**Prompt**. Lift every line from the entries that includes the word "JSON".

Web page and app entries:
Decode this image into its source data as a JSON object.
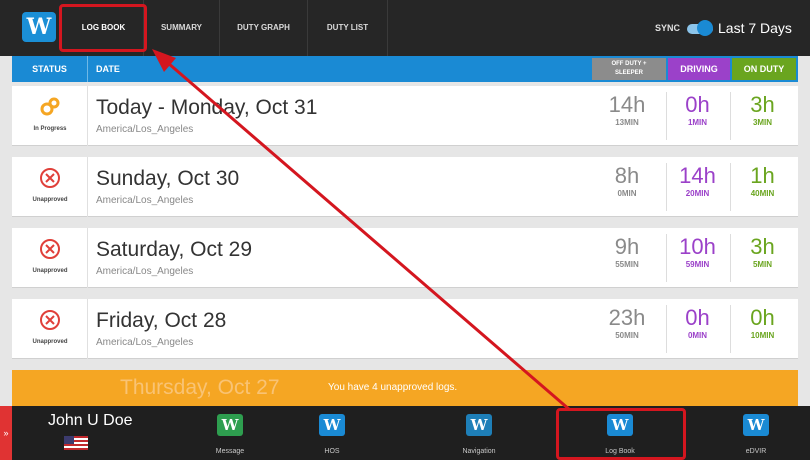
{
  "tabs": [
    {
      "label": "LOG BOOK"
    },
    {
      "label": "SUMMARY"
    },
    {
      "label": "DUTY GRAPH"
    },
    {
      "label": "DUTY LIST"
    }
  ],
  "topbar": {
    "logo_letter": "W",
    "sync_label": "SYNC",
    "range_label": "Last 7 Days"
  },
  "columns": {
    "status": "STATUS",
    "date": "DATE",
    "off_duty_line1": "OFF DUTY +",
    "off_duty_line2": "SLEEPER",
    "driving": "DRIVING",
    "on_duty": "ON DUTY"
  },
  "logs": [
    {
      "status": "In Progress",
      "date": "Today - Monday, Oct 31",
      "timezone": "America/Los_Angeles",
      "off_h": "14h",
      "off_m": "13MIN",
      "drv_h": "0h",
      "drv_m": "1MIN",
      "on_h": "3h",
      "on_m": "3MIN"
    },
    {
      "status": "Unapproved",
      "date": "Sunday, Oct 30",
      "timezone": "America/Los_Angeles",
      "off_h": "8h",
      "off_m": "0MIN",
      "drv_h": "14h",
      "drv_m": "20MIN",
      "on_h": "1h",
      "on_m": "40MIN"
    },
    {
      "status": "Unapproved",
      "date": "Saturday, Oct 29",
      "timezone": "America/Los_Angeles",
      "off_h": "9h",
      "off_m": "55MIN",
      "drv_h": "10h",
      "drv_m": "59MIN",
      "on_h": "3h",
      "on_m": "5MIN"
    },
    {
      "status": "Unapproved",
      "date": "Friday, Oct 28",
      "timezone": "America/Los_Angeles",
      "off_h": "23h",
      "off_m": "50MIN",
      "drv_h": "0h",
      "drv_m": "0MIN",
      "on_h": "0h",
      "on_m": "10MIN"
    }
  ],
  "banner": {
    "ghost_date": "Thursday, Oct 27",
    "message": "You have 4 unapproved logs."
  },
  "bottom": {
    "user_name": "John U Doe",
    "nav": [
      {
        "label": "Message",
        "icon": "message-icon",
        "glyph": "W"
      },
      {
        "label": "HOS",
        "icon": "hos-icon",
        "glyph": "W"
      },
      {
        "label": "Navigation",
        "icon": "navigation-icon",
        "glyph": "W"
      },
      {
        "label": "Log Book",
        "icon": "logbook-icon",
        "glyph": "W"
      },
      {
        "label": "eDVIR",
        "icon": "edvir-icon",
        "glyph": "W"
      }
    ]
  },
  "colors": {
    "accent_blue": "#1a8ad4",
    "driving_purple": "#9b41c9",
    "on_duty_green": "#6aa51f",
    "banner_orange": "#f5a623",
    "highlight_red": "#d4161f"
  }
}
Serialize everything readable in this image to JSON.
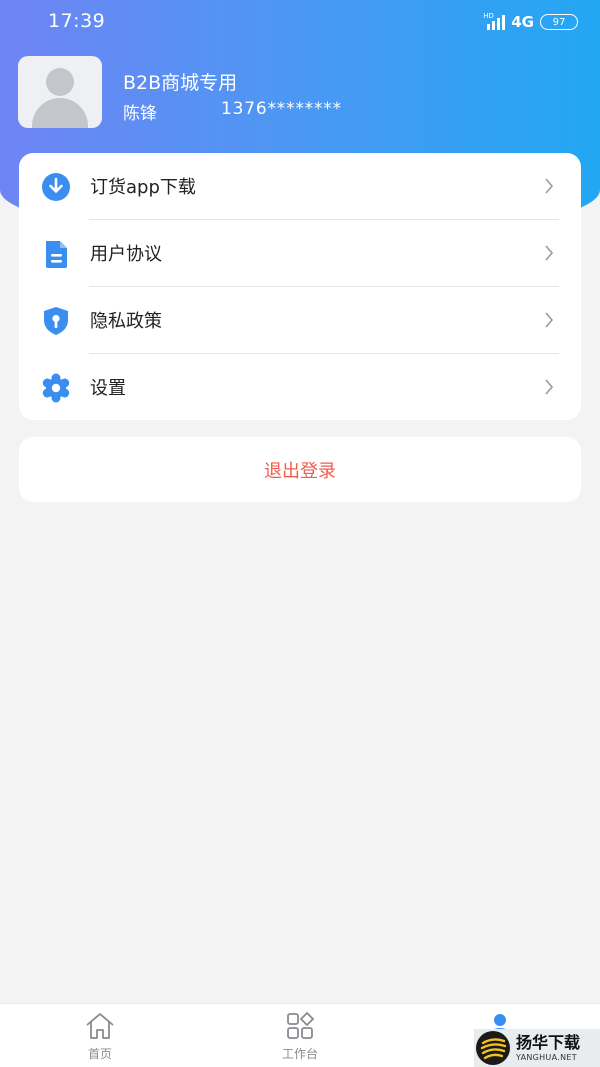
{
  "status_bar": {
    "time": "17:39",
    "hd": "HD",
    "network": "4G",
    "battery": "97"
  },
  "profile": {
    "store_name": "B2B商城专用",
    "user_name": "陈锋",
    "phone": "1376********"
  },
  "menu": {
    "items": [
      {
        "label": "订货app下载",
        "icon": "download-circle-icon"
      },
      {
        "label": "用户协议",
        "icon": "document-icon"
      },
      {
        "label": "隐私政策",
        "icon": "shield-icon"
      },
      {
        "label": "设置",
        "icon": "gear-icon"
      }
    ]
  },
  "logout": {
    "label": "退出登录"
  },
  "tabbar": {
    "tabs": [
      {
        "label": "首页",
        "icon": "home-icon"
      },
      {
        "label": "工作台",
        "icon": "workbench-grid-icon"
      },
      {
        "label": "",
        "icon": "user-icon"
      }
    ]
  },
  "watermark": {
    "cn": "扬华下载",
    "en": "YANGHUA.NET"
  },
  "colors": {
    "accent": "#3a8ef0",
    "header_gradient_start": "#6f84f5",
    "header_gradient_end": "#22a7f3",
    "logout_text": "#f25b4e",
    "icon_blue": "#3a8ef0"
  }
}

**Response for this exercise**.
Decode this image into its source data as a JSON object.
Serialize everything readable in this image to JSON.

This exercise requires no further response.